With support from the Ford Wildlife Foundation, Sea Search focuses on marine mammal research in South Africa and Namibia. Their efforts include research output, education, and student training, with the principal aim of promoting conservation.


Sources: Ford 
Have something to add to this story? Share it in the comments or follow GoodThingsGuy on Facebook & Twitter to keep up to date with good news as it happens.
Click the link below to listen to the Good Things Guy Podcast, with Brent Lindeque – South Africa’s very own Good Things Guy. He’s on a mission to change what the world pays attention to, and he truly believes that there’s good news all around us. In the Good Things Guy podcast, you’ll meet these everyday heroes & hear their incredible stories:

Or watch an episode of Good Things TV below, a show created to offer South Africans balance in a world with what feels like constant bad news. We’re here to remind you that there are still so many good things happening in South Africa & we’ll hopefully leave you feeling a little more proudly South African. 

Facebook Comments

Brent Lindeque
About the Author

Brent Lindeque is the founder and man in charge at Good Things Guy.

Recognised as one of the Mail and Guardian’s Top 200 Young South African’s as well as a Primedia LeadSA Hero, Brent is a change maker, thought leader, radio host, foodie, vlogger, writer and all round good guy.
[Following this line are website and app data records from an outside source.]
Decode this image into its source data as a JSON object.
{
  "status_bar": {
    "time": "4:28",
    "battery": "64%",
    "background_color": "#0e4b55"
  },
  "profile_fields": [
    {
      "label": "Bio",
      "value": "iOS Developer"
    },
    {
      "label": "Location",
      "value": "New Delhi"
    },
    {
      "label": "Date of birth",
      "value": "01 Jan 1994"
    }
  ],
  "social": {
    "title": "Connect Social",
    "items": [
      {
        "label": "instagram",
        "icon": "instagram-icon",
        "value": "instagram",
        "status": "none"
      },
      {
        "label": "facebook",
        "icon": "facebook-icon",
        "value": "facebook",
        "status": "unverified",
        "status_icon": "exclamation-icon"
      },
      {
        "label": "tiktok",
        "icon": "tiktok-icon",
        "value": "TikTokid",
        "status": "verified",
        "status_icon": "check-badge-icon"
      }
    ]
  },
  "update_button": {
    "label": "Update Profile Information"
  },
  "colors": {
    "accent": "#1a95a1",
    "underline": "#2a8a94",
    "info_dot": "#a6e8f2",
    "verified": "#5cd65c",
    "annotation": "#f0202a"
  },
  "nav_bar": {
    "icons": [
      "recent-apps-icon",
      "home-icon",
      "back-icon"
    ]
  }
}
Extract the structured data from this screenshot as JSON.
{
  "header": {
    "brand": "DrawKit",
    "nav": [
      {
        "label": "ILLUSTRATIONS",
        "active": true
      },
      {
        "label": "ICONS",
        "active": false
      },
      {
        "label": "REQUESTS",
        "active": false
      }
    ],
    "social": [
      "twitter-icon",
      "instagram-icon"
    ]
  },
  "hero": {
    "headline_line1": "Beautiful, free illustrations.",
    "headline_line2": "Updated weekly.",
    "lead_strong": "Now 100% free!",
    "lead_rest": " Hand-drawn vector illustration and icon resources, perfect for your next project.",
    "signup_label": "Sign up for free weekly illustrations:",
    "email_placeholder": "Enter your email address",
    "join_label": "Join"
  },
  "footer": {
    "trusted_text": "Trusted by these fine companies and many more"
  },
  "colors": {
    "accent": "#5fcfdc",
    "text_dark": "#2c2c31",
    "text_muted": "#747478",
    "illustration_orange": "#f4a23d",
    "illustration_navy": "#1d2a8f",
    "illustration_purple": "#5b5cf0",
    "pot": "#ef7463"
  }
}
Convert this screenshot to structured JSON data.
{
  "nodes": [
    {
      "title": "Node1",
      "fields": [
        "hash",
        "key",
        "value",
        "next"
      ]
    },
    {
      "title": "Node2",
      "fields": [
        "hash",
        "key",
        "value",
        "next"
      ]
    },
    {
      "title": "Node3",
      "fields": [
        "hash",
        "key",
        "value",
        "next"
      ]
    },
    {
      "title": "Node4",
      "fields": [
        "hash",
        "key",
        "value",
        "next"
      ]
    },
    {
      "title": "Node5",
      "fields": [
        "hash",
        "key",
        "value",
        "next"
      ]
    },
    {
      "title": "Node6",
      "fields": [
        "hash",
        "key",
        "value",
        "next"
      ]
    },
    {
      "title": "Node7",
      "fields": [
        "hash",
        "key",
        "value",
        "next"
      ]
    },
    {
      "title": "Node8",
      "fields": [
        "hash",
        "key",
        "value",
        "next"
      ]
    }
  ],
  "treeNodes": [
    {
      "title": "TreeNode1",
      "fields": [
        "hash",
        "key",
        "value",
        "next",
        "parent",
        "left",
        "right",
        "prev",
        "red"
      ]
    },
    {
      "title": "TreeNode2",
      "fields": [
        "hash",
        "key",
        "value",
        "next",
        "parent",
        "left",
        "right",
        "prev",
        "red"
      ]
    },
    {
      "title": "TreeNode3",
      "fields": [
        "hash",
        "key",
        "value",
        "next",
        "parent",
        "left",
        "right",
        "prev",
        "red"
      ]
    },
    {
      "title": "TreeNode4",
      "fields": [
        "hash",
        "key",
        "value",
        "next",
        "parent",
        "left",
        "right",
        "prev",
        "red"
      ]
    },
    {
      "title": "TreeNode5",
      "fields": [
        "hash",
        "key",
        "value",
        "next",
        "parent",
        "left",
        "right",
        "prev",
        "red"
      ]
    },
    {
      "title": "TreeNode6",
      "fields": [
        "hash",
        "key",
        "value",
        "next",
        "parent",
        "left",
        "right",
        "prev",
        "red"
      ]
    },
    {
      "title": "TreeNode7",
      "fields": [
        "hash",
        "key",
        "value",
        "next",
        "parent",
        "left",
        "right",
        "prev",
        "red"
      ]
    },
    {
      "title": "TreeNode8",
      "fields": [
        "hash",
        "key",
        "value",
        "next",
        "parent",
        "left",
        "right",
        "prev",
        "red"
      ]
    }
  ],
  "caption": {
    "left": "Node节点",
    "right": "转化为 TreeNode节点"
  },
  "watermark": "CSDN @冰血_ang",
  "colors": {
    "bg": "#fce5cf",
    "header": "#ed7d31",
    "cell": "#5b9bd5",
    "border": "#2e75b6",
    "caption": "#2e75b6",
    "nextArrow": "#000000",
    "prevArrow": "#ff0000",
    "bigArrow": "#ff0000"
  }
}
Leave a Reply

Your email address will not be published. Required fields are marked *